Like any forward-thinking president, Seungri wastes no time in showcasing his new artists’ talents — take note, YG — and not only features Anda in the music video of “1, 2, 3!”, but also features Soundcloud singer and recent YGX signee Blue.D on the track “Love is You”. As one of the album’s slower moments, it does well as an intermission of sorts between the album’s fast-paced tracks; backed by an acoustic guitar, the two singers lament about feelings of emptiness and love lost on what was otherwise a good day. Seungri’s nasal, tender vocals contrast delightfully with Blue.D’s airy falsetto as they both describe their nights of sleeping around as a means to keep their failed relationship out of their minds. Memorably, Seungri’s bitterly remarks that his friends always said he had low standards when it came to women. Overall, though I wish the chorus packed a little more punch, the interplay between the two singers more than make up for it.

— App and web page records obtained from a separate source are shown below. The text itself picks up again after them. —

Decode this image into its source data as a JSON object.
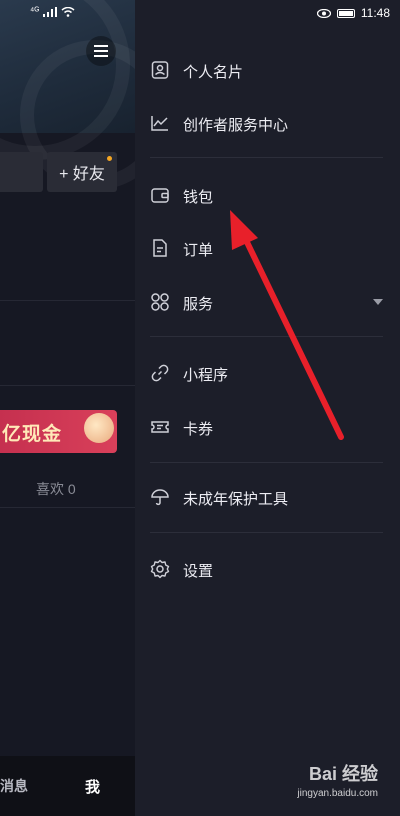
{
  "status_bar": {
    "left_signal": "⁴ᴳ",
    "time": "11:48"
  },
  "profile_page": {
    "add_friend": "+ 好友",
    "banner_text": "亿现金",
    "likes": "喜欢 0",
    "tabs": {
      "messages": "消息",
      "me": "我"
    }
  },
  "drawer": {
    "items": [
      {
        "label": "个人名片",
        "icon": "profile-card-icon"
      },
      {
        "label": "创作者服务中心",
        "icon": "chart-line-icon"
      },
      {
        "label": "钱包",
        "icon": "wallet-icon"
      },
      {
        "label": "订单",
        "icon": "order-icon"
      },
      {
        "label": "服务",
        "icon": "grid-icon",
        "expandable": true
      },
      {
        "label": "小程序",
        "icon": "link-icon"
      },
      {
        "label": "卡券",
        "icon": "ticket-icon"
      },
      {
        "label": "未成年保护工具",
        "icon": "umbrella-icon"
      },
      {
        "label": "设置",
        "icon": "gear-icon"
      }
    ]
  },
  "annotation": {
    "arrow_color": "#e8202a",
    "points_to": "钱包"
  },
  "watermark": {
    "brand": "Bai 经验",
    "url": "jingyan.baidu.com"
  },
  "colors": {
    "drawer_bg": "#1c1e29",
    "page_bg": "#161823",
    "banner": "#d03a55"
  }
}
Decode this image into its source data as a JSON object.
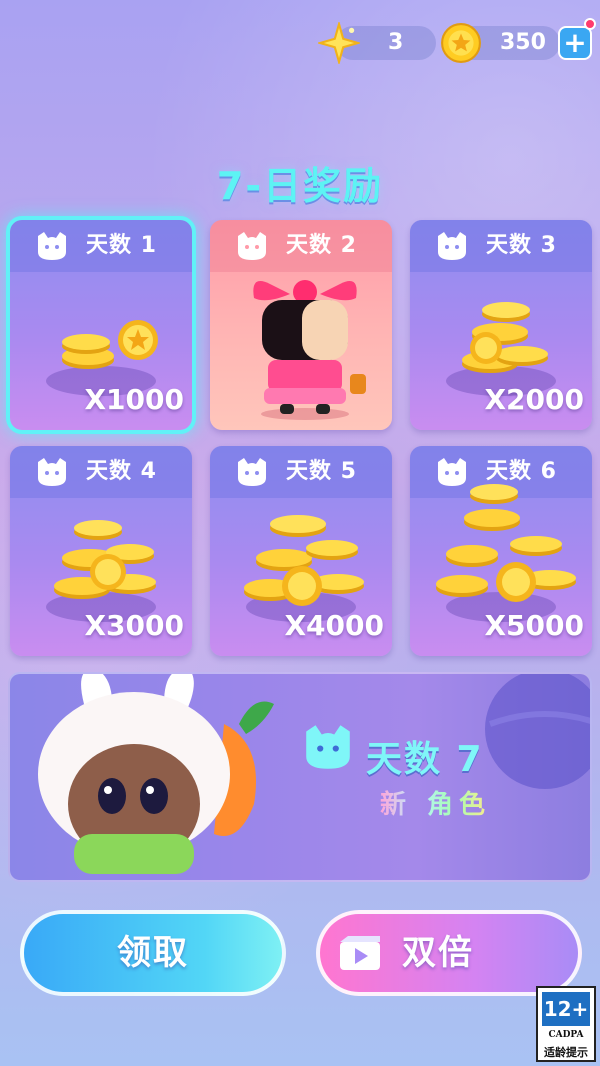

The last two tracks are where The Great Seungri begins to lose steam. Despite showcasing Seungri’s best vocal performances and some of the lyrically strongest moments on the album, the production of both “Alone” and “Good Luck to You” are reminiscent of Chainsmokers throwaways, and ironically comes off as dated and unexciting for the most part. Both instrumental drops come off as lazy and just “there”, squandering the good amount of buildup Seungri had amassed during his verses. “Alone” has a slight edge — if only due to the beautiful vocals during the bridge — but that’s really not saying much. As it stands, they’re both serviceable tracks on their own, but after reaching the highs of “Hotline” and “Be Friend”, you can’t help but feel disappointed at the unmet potential the final two tracks contain.
On the whole, Seungri has finally come into his own as an artist on this album. Everything, from the production to the lyrics, feels so individually his that you’re willing to forgive some of the album’s lower moments in light of the bigger picture. While I hated the book at first and had eventually appreciated what a masterpiece it was on repeated readings, I can safely say that I unabashedly love this album from the very first listen: The Great Seungri is a house party straight out of The Great Gatsby, but while the enigmatic Gatsby preferred to keep himself hidden from all the festivities, Seungri prefers to be the charismatic host, clearly enjoying being the unquestionable center of attention. I’m still undecided on Gatsby but Seungri has — with this album — proven that he is truly worthy of the title, that he is truly worthy of greatness.
That he is truly The Great Seungri.